While the congressman “may have started out as the exploiter,” Ms. Miller writes, “as time went on, it was unclear just who was using whom.” Pollard repeatedly lied about her age and sexual experience. She appears to have had a history of making inappropriate advances toward other prominent men, possibly including Treasury Secretary John Carlisle. Ms. Miller speculates that she engaged in casual prostitution when she needed money.
Under the prevailing social mores of the day, society punished only women—not men—for engaging in sexual conduct outside of marriage. Pollard, her reputation destroyed, was damaged goods, with little chance of finding a man willing to marry her. Breckinridge, by contrast, could carry on with his life. Pollard expressed her frustration with this double standard when she told the jury: “I said there was such a thing as justice, and it should be done. He should have his share and I should have my share.” Ms. Miller avers that Pollard seemed less interested in revenge or restitution than in making a point about sexual equality.
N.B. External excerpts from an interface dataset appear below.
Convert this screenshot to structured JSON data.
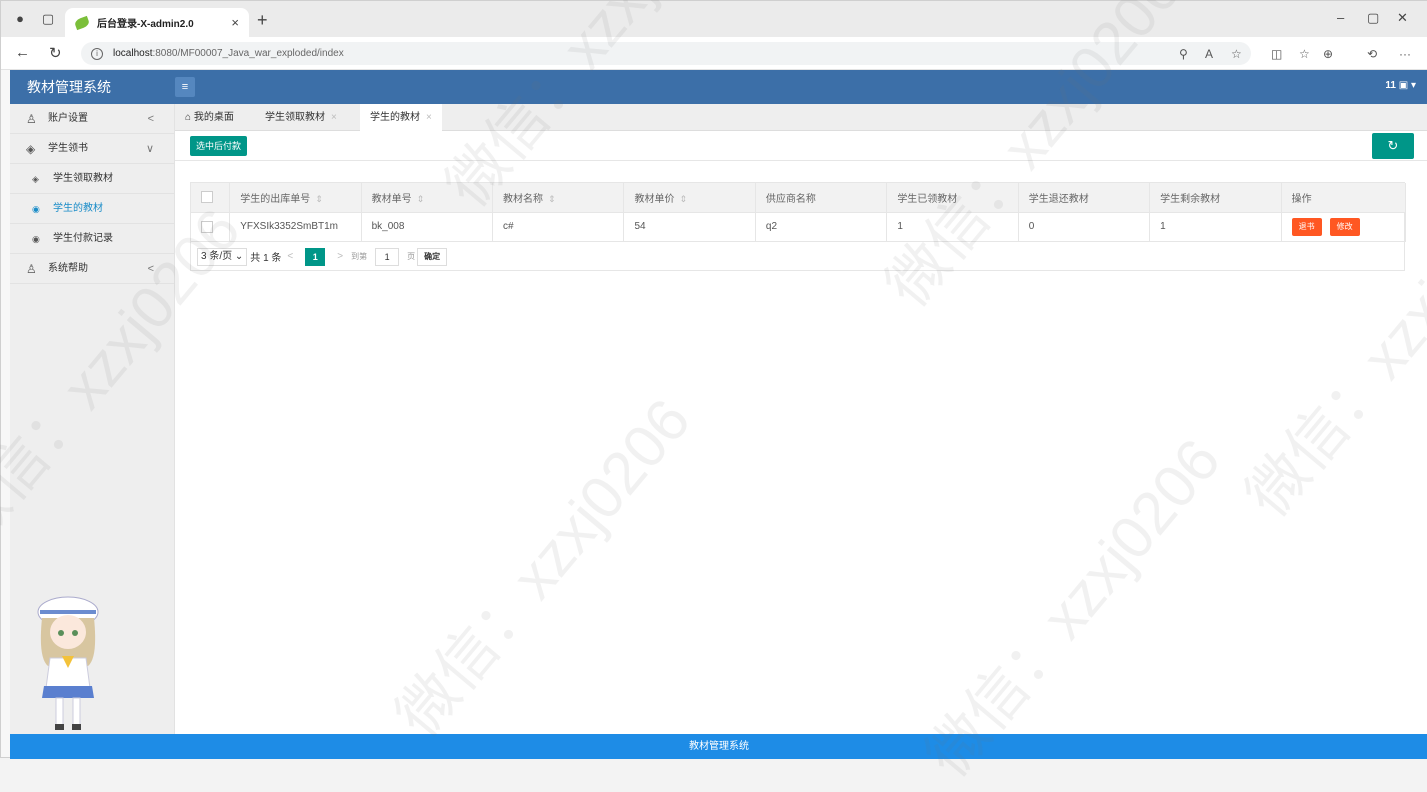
{
  "browser": {
    "tab_title": "后台登录-X-admin2.0",
    "tab_close": "×",
    "new_tab": "+",
    "url_host": "localhost",
    "url_path": ":8080/MF00007_Java_war_exploded/index"
  },
  "app": {
    "title": "教材管理系统",
    "user": "11",
    "menu_toggle": "≡"
  },
  "sidebar": {
    "items": [
      {
        "label": "账户设置",
        "icon": "user-icon",
        "arrow": "<"
      },
      {
        "label": "学生领书",
        "icon": "box-icon",
        "arrow": "∨"
      },
      {
        "label": "学生领取教材",
        "icon": "box-icon"
      },
      {
        "label": "学生的教材",
        "icon": "circle-icon"
      },
      {
        "label": "学生付款记录",
        "icon": "circle-icon"
      },
      {
        "label": "系统帮助",
        "icon": "user-icon",
        "arrow": "<"
      }
    ]
  },
  "tabs": [
    {
      "label": "我的桌面",
      "icon": "home-icon"
    },
    {
      "label": "学生领取教材",
      "close": "×"
    },
    {
      "label": "学生的教材",
      "close": "×"
    }
  ],
  "toolbar": {
    "pay_button": "选中后付款"
  },
  "table": {
    "headers": [
      "学生的出库单号",
      "教材单号",
      "教材名称",
      "教材单价",
      "供应商名称",
      "学生已领教材",
      "学生退还教材",
      "学生剩余教材",
      "操作"
    ],
    "rows": [
      {
        "out_no": "YFXSIk3352SmBT1m",
        "book_no": "bk_008",
        "name": "c#",
        "price": "54",
        "supplier": "q2",
        "received": "1",
        "returned": "0",
        "remaining": "1",
        "action_return": "退书",
        "action_edit": "修改"
      }
    ]
  },
  "pager": {
    "per_page": "3 条/页",
    "total": "共 1 条",
    "current": "1",
    "goto_label": "到第",
    "goto_value": "1",
    "page_unit": "页",
    "confirm": "确定"
  },
  "footer": {
    "text": "教材管理系统"
  },
  "watermark": "微信：xzxj0206",
  "colors": {
    "header": "#3c6fa8",
    "accent": "#009688",
    "danger": "#ff5722",
    "footer": "#1e8ce6"
  }
}
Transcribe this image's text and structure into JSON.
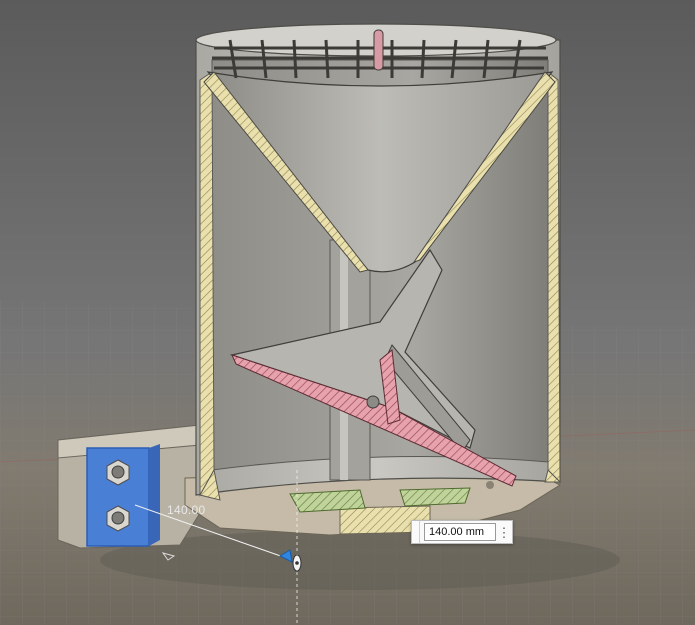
{
  "dimension": {
    "label": "140.00",
    "input_value": "140.00 mm"
  },
  "icons": {
    "menu": "kebab-menu-icon",
    "drag": "drag-arrow-icon",
    "rotate": "rotate-handle-icon"
  }
}
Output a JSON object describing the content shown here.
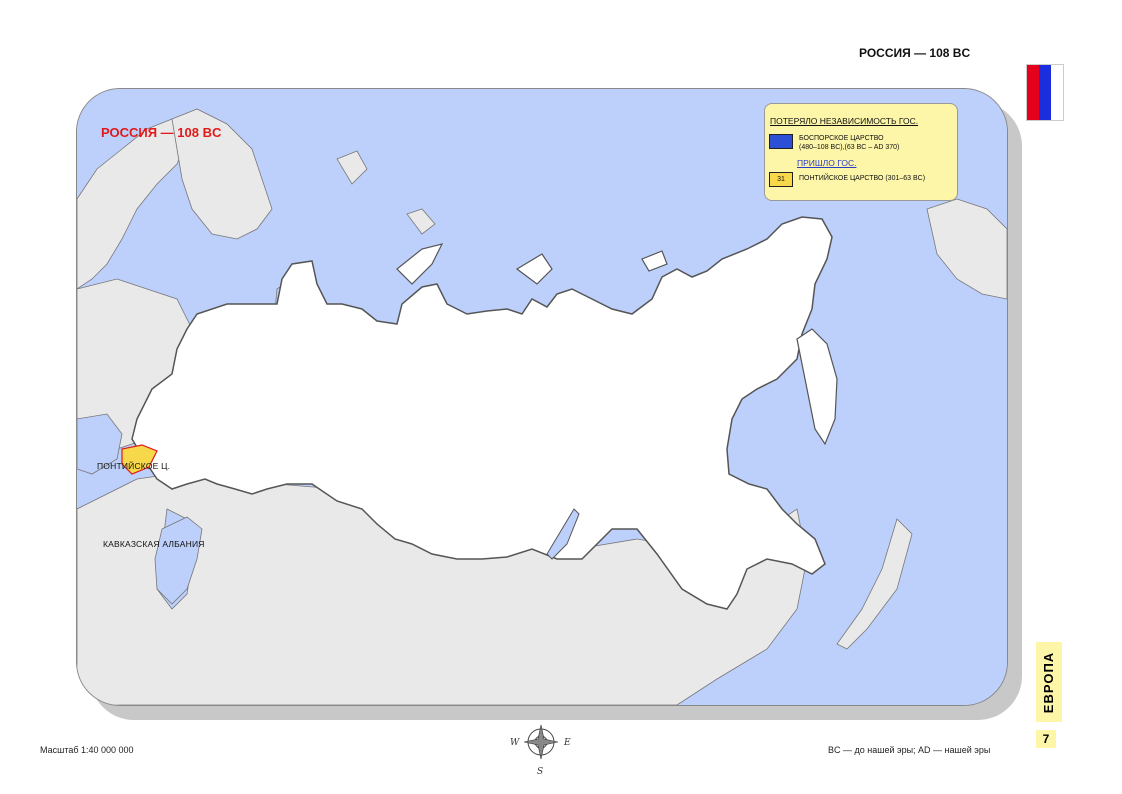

An unanswered question about the lawsuit is who paid for Pollard’s legal costs. Ms. Miller presents a plausible case that the money came from wealthy women who hoped that a full airing of Pollard’s predicament would lead to a change in societal attitudes about men’s out-of-wedlock sexual activity. The reformers wanted men to be judged by the higher moral standard that applied to women—that is, chastity for both sexes. After the trial, the women of Breckinridge’s district in Kentucky put that precept into action when they led an economic and social boycott against the congressman and any man who supported him in his campaign for re-election in 1894. He lost.
Pollard v. Breckinridge didn’t end the double standard, though Ms. Miller contends that it helped “break the taboo around women and premarital sex.” That feels like a stretch, given that the age of sexual liberation was still decades away. Certainly the episode didn’t lead to an elevation in the standard of sexual morality for men. Rather, as the nation experienced the sexual revolutions of the 20th and 21st centuries, equality all too often came to mean that women had license to behave as irresponsibly as men. In today’s #MeToo world, “Bringing Down the Colonel” reverberates in unexpected ways.